Segment Start: DATA SHOWN

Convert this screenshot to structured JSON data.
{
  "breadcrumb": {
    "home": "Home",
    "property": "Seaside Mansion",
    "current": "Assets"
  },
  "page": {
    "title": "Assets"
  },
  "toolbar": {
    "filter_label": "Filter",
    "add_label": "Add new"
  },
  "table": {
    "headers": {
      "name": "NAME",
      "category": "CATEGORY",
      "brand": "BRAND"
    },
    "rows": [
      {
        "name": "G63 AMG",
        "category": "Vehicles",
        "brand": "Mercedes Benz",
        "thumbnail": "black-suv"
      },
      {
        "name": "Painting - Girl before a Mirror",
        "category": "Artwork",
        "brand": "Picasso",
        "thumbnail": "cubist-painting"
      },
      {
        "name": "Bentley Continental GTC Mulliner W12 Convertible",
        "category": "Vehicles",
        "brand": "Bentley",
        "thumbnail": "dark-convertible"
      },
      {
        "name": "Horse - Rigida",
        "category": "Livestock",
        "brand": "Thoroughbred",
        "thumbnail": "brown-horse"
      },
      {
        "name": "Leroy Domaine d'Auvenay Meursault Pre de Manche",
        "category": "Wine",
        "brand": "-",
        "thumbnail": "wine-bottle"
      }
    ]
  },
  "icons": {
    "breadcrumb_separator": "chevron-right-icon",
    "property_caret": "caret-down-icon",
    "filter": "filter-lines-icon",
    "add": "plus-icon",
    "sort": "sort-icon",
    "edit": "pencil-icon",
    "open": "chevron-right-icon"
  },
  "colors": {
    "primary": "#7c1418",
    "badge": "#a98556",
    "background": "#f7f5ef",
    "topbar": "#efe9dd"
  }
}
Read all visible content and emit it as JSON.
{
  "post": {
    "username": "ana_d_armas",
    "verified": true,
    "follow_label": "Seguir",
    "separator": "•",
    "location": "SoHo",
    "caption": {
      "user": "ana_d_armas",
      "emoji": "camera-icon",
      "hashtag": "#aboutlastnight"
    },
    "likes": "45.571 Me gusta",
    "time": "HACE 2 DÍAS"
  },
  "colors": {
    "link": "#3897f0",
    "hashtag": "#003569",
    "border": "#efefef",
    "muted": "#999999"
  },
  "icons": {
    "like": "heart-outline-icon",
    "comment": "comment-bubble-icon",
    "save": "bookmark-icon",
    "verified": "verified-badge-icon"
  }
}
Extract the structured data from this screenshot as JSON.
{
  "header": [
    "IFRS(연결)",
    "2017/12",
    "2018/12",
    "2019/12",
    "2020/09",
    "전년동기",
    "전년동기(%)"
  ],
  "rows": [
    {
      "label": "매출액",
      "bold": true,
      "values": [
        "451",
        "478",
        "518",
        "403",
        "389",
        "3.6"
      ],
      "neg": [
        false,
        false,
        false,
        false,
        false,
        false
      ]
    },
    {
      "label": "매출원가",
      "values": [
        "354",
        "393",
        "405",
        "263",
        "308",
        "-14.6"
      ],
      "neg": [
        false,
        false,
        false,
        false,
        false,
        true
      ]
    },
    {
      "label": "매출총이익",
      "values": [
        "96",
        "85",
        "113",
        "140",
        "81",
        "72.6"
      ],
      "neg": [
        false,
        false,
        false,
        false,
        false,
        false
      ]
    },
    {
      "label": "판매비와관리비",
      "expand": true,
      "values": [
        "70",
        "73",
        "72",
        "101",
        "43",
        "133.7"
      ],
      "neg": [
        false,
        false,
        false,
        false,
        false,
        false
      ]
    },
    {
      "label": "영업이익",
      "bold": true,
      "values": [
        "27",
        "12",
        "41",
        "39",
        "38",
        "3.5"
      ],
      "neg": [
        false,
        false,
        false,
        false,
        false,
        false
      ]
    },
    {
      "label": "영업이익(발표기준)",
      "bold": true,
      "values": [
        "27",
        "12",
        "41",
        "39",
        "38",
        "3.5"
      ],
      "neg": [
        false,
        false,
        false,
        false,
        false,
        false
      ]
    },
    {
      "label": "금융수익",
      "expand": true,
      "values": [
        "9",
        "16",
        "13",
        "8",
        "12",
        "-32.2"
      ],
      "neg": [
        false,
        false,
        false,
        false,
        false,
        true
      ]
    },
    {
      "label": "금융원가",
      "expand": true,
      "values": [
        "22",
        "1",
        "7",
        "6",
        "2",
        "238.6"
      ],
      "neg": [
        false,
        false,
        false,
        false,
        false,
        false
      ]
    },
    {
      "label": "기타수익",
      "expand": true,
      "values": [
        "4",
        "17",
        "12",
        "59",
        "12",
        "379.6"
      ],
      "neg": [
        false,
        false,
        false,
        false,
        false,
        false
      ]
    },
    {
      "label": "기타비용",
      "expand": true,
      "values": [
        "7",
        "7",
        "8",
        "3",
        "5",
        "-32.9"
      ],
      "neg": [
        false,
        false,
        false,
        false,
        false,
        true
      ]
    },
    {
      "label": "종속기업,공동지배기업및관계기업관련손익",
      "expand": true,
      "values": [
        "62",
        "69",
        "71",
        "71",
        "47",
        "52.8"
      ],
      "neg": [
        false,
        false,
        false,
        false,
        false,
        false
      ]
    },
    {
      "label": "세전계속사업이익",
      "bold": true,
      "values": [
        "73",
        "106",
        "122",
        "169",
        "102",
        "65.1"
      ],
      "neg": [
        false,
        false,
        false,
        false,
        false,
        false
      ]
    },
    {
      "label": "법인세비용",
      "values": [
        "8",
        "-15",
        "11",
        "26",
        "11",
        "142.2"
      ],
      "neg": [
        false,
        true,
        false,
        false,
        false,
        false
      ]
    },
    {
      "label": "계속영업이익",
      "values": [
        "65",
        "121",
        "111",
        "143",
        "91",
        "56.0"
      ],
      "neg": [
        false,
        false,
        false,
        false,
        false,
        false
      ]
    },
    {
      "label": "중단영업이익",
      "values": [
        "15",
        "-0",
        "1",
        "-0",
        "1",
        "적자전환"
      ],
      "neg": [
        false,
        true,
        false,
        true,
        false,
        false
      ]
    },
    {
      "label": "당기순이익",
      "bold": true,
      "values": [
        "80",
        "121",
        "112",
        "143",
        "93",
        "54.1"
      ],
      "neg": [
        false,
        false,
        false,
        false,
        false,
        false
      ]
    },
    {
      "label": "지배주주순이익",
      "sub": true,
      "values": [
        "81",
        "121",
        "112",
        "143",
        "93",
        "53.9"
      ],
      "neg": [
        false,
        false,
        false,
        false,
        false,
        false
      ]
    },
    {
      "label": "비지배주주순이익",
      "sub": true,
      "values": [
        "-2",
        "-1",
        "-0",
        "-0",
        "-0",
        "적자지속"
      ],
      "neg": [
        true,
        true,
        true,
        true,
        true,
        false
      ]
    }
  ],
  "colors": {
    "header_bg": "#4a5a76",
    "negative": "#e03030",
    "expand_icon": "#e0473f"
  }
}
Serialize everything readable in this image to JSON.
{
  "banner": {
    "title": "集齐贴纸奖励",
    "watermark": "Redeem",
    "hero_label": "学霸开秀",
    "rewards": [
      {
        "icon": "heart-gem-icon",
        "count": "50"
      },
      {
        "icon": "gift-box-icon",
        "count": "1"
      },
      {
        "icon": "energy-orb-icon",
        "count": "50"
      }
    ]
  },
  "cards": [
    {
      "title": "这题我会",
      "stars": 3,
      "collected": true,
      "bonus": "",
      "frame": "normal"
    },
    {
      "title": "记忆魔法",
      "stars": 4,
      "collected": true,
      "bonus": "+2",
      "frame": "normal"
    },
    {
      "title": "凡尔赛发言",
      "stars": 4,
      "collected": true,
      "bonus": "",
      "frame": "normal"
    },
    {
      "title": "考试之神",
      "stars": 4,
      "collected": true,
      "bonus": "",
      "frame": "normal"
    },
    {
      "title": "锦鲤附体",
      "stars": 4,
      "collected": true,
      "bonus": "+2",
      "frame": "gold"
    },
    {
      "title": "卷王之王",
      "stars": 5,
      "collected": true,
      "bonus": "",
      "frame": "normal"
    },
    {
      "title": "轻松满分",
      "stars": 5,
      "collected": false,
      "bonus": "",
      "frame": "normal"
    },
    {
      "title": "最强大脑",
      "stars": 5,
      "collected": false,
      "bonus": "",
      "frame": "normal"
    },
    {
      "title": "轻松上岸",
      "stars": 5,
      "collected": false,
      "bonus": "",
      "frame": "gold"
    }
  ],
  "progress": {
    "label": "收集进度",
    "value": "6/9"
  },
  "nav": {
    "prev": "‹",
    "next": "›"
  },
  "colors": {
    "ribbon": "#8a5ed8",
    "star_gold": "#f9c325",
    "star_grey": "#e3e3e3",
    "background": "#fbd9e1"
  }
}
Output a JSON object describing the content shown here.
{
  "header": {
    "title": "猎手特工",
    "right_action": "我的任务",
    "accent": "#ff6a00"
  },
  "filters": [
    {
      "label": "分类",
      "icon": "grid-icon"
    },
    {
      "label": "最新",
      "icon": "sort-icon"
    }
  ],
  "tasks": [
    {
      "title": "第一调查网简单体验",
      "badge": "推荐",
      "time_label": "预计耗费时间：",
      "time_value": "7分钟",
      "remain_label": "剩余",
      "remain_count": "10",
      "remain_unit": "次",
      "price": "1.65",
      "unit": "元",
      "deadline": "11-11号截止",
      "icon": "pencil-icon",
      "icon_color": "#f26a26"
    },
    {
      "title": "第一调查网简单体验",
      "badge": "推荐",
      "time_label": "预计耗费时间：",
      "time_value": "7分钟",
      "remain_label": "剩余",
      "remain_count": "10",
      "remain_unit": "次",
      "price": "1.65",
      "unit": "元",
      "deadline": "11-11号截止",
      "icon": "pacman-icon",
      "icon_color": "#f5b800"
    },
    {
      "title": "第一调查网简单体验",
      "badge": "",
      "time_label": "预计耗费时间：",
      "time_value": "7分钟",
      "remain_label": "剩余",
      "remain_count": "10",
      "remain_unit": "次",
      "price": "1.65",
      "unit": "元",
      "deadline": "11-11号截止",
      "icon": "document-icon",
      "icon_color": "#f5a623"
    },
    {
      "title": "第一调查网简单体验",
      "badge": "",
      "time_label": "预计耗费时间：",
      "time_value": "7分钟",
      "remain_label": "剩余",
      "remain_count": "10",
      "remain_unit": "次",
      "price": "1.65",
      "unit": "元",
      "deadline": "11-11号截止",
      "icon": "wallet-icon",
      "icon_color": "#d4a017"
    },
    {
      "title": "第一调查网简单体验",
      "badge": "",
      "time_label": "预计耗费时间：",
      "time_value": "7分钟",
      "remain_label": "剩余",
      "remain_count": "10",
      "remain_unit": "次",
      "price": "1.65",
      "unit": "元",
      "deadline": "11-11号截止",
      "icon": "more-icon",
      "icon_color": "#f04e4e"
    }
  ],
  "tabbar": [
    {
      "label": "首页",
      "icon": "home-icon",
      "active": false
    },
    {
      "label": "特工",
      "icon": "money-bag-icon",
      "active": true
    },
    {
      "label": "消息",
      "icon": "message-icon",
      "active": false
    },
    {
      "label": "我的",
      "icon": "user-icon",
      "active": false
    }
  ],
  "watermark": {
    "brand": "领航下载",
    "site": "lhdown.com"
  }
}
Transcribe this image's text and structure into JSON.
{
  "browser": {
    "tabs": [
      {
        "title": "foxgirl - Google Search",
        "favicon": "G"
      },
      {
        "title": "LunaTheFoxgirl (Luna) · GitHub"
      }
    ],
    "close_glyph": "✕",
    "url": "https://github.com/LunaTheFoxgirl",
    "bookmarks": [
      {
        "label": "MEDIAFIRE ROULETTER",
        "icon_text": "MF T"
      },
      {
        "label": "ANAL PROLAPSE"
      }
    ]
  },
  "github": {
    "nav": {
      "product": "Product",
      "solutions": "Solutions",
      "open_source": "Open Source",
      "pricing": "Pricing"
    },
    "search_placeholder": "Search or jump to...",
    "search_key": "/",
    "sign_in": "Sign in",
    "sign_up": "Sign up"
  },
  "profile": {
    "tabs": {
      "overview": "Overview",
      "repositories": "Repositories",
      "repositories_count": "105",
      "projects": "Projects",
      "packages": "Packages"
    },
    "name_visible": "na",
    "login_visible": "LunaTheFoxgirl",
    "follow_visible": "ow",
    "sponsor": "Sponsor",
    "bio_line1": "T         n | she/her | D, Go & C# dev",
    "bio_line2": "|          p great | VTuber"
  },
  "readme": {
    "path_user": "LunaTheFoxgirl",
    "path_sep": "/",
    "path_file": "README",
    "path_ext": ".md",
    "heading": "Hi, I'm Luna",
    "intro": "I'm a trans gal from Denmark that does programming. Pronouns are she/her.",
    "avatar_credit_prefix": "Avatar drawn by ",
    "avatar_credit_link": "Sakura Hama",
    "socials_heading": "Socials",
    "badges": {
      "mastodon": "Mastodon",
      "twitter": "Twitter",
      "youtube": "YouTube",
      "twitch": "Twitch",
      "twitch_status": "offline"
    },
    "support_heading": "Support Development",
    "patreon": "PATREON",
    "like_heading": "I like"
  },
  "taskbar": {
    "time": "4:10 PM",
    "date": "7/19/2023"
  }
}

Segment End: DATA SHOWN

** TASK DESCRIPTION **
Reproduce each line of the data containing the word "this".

** RESPONSE TO THE EXERCISE **
Convert this screenshot to structured JSON data.
Extract the structured data from this screenshot as JSON.
Serialize everything readable in this image to JSON.
Transcribe this image's text and structure into JSON.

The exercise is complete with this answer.